## DATA SUPPLIED
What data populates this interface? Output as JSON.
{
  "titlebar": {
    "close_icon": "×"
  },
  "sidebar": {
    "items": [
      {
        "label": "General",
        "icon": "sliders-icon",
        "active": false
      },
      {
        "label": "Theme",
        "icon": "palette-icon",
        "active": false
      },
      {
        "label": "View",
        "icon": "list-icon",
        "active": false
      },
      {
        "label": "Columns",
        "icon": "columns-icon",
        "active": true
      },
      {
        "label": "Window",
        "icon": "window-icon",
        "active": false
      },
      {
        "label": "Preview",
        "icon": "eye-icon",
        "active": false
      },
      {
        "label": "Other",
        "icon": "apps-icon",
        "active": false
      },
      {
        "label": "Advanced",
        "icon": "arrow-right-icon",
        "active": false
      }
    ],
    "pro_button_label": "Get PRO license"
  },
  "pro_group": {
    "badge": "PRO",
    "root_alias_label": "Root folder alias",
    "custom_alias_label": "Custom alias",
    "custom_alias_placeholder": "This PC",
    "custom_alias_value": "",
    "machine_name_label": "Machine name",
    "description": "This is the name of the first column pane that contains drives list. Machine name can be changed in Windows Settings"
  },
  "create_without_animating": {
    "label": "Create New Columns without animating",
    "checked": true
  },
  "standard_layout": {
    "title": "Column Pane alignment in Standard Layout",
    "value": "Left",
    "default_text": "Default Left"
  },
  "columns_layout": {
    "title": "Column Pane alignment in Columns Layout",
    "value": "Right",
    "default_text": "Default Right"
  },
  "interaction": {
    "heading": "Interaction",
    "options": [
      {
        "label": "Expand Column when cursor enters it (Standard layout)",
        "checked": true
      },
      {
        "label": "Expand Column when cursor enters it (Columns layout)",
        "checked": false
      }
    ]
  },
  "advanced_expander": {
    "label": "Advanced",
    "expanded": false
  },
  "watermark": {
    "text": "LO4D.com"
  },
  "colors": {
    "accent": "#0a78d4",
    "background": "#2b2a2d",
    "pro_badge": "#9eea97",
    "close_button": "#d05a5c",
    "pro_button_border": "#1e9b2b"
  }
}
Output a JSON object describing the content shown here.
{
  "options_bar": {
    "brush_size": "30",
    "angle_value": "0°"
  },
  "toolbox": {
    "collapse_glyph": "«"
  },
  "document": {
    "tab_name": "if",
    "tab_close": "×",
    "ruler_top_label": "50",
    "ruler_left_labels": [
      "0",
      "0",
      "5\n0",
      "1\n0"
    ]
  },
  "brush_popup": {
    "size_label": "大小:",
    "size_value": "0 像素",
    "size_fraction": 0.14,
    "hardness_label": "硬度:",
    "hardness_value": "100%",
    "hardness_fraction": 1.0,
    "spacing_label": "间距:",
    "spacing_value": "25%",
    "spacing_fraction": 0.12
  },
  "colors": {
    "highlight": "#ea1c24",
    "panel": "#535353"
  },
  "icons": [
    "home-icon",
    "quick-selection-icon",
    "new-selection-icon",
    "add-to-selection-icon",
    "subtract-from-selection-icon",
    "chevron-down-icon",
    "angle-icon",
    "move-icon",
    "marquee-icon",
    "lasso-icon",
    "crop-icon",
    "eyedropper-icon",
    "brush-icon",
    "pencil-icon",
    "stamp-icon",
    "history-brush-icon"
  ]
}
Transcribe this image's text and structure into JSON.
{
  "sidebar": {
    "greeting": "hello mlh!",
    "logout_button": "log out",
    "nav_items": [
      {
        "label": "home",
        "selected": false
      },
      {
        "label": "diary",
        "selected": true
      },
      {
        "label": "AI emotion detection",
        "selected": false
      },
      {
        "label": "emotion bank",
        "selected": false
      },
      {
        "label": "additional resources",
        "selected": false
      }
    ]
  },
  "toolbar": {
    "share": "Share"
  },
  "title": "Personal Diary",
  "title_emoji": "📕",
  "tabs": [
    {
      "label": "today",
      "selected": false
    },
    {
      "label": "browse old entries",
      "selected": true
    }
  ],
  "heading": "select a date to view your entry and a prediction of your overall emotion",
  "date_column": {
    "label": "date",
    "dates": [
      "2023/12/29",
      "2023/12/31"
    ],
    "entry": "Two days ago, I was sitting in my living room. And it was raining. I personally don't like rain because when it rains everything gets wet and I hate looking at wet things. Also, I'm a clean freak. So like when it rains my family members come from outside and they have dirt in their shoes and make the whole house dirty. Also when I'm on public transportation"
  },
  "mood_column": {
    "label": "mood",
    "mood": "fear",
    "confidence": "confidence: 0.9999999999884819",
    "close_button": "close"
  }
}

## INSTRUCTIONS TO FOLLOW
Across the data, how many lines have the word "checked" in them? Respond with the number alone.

## COMPLETED TASK
3